EXERCISE INSTRUCTIONS
Could you set down all of the data again, exactly as it stands?

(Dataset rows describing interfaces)
·····

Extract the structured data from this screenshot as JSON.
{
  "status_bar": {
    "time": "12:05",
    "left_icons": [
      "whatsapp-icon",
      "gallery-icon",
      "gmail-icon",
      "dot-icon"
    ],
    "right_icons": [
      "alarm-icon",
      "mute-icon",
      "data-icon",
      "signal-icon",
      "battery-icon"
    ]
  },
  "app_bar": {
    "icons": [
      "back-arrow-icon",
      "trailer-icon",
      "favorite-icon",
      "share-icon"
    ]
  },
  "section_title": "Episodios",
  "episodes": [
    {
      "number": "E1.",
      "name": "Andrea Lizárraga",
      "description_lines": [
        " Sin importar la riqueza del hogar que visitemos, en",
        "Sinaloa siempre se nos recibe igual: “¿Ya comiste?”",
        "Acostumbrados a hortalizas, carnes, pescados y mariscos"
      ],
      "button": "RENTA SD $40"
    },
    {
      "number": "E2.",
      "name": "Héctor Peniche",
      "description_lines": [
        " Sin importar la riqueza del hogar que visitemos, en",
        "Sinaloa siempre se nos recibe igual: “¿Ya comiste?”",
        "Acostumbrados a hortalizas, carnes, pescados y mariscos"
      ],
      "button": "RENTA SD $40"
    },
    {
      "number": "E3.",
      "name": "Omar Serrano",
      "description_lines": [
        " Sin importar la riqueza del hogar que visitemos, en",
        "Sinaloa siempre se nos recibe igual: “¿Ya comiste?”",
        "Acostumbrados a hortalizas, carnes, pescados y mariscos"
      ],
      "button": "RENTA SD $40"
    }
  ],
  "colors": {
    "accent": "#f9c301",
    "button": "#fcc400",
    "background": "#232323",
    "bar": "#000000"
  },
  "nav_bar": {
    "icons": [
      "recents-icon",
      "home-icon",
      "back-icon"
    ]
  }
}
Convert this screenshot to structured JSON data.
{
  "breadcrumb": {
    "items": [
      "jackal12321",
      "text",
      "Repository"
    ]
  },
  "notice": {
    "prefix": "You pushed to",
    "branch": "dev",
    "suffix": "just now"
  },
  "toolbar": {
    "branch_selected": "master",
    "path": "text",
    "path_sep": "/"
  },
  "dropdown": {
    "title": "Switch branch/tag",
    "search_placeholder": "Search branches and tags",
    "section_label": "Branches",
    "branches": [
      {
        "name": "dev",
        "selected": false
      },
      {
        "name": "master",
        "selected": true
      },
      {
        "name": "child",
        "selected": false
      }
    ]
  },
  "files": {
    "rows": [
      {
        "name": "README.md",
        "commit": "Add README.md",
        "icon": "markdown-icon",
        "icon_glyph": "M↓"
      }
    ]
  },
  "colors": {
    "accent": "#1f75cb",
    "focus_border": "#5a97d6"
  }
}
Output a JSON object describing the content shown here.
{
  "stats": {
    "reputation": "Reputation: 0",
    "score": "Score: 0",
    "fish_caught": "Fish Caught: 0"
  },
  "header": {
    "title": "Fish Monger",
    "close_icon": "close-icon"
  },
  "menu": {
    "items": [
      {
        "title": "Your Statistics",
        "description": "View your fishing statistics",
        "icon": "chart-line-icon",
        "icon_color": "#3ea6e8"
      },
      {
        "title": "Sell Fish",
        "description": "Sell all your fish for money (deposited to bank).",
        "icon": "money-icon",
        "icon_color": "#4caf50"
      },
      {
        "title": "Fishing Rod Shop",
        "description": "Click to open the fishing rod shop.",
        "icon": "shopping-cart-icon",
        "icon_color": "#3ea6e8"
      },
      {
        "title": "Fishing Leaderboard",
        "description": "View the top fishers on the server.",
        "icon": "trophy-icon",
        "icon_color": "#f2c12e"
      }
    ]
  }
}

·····

OUTPUT FOR THIS TASK
Extract the structured data from this screenshot as JSON.
{
  "status_bar": {
    "time": "12:05",
    "left_icons": [
      "whatsapp-icon",
      "gallery-icon",
      "gmail-icon",
      "dot-icon"
    ],
    "right_icons": [
      "alarm-icon",
      "mute-icon",
      "data-icon",
      "signal-icon",
      "battery-icon"
    ]
  },
  "app_bar": {
    "icons": [
      "back-arrow-icon",
      "trailer-icon",
      "favorite-icon",
      "share-icon"
    ]
  },
  "section_title": "Episodios",
  "episodes": [
    {
      "number": "E1.",
      "name": "Andrea Lizárraga",
      "description_lines": [
        " Sin importar la riqueza del hogar que visitemos, en",
        "Sinaloa siempre se nos recibe igual: “¿Ya comiste?”",
        "Acostumbrados a hortalizas, carnes, pescados y mariscos"
      ],
      "button": "RENTA SD $40"
    },
    {
      "number": "E2.",
      "name": "Héctor Peniche",
      "description_lines": [
        " Sin importar la riqueza del hogar que visitemos, en",
        "Sinaloa siempre se nos recibe igual: “¿Ya comiste?”",
        "Acostumbrados a hortalizas, carnes, pescados y mariscos"
      ],
      "button": "RENTA SD $40"
    },
    {
      "number": "E3.",
      "name": "Omar Serrano",
      "description_lines": [
        " Sin importar la riqueza del hogar que visitemos, en",
        "Sinaloa siempre se nos recibe igual: “¿Ya comiste?”",
        "Acostumbrados a hortalizas, carnes, pescados y mariscos"
      ],
      "button": "RENTA SD $40"
    }
  ],
  "colors": {
    "accent": "#f9c301",
    "button": "#fcc400",
    "background": "#232323",
    "bar": "#000000"
  },
  "nav_bar": {
    "icons": [
      "recents-icon",
      "home-icon",
      "back-icon"
    ]
  }
}
Convert this screenshot to structured JSON data.
{
  "breadcrumb": {
    "items": [
      "jackal12321",
      "text",
      "Repository"
    ]
  },
  "notice": {
    "prefix": "You pushed to",
    "branch": "dev",
    "suffix": "just now"
  },
  "toolbar": {
    "branch_selected": "master",
    "path": "text",
    "path_sep": "/"
  },
  "dropdown": {
    "title": "Switch branch/tag",
    "search_placeholder": "Search branches and tags",
    "section_label": "Branches",
    "branches": [
      {
        "name": "dev",
        "selected": false
      },
      {
        "name": "master",
        "selected": true
      },
      {
        "name": "child",
        "selected": false
      }
    ]
  },
  "files": {
    "rows": [
      {
        "name": "README.md",
        "commit": "Add README.md",
        "icon": "markdown-icon",
        "icon_glyph": "M↓"
      }
    ]
  },
  "colors": {
    "accent": "#1f75cb",
    "focus_border": "#5a97d6"
  }
}
Output a JSON object describing the content shown here.
{
  "stats": {
    "reputation": "Reputation: 0",
    "score": "Score: 0",
    "fish_caught": "Fish Caught: 0"
  },
  "header": {
    "title": "Fish Monger",
    "close_icon": "close-icon"
  },
  "menu": {
    "items": [
      {
        "title": "Your Statistics",
        "description": "View your fishing statistics",
        "icon": "chart-line-icon",
        "icon_color": "#3ea6e8"
      },
      {
        "title": "Sell Fish",
        "description": "Sell all your fish for money (deposited to bank).",
        "icon": "money-icon",
        "icon_color": "#4caf50"
      },
      {
        "title": "Fishing Rod Shop",
        "description": "Click to open the fishing rod shop.",
        "icon": "shopping-cart-icon",
        "icon_color": "#3ea6e8"
      },
      {
        "title": "Fishing Leaderboard",
        "description": "View the top fishers on the server.",
        "icon": "trophy-icon",
        "icon_color": "#f2c12e"
      }
    ]
  }
}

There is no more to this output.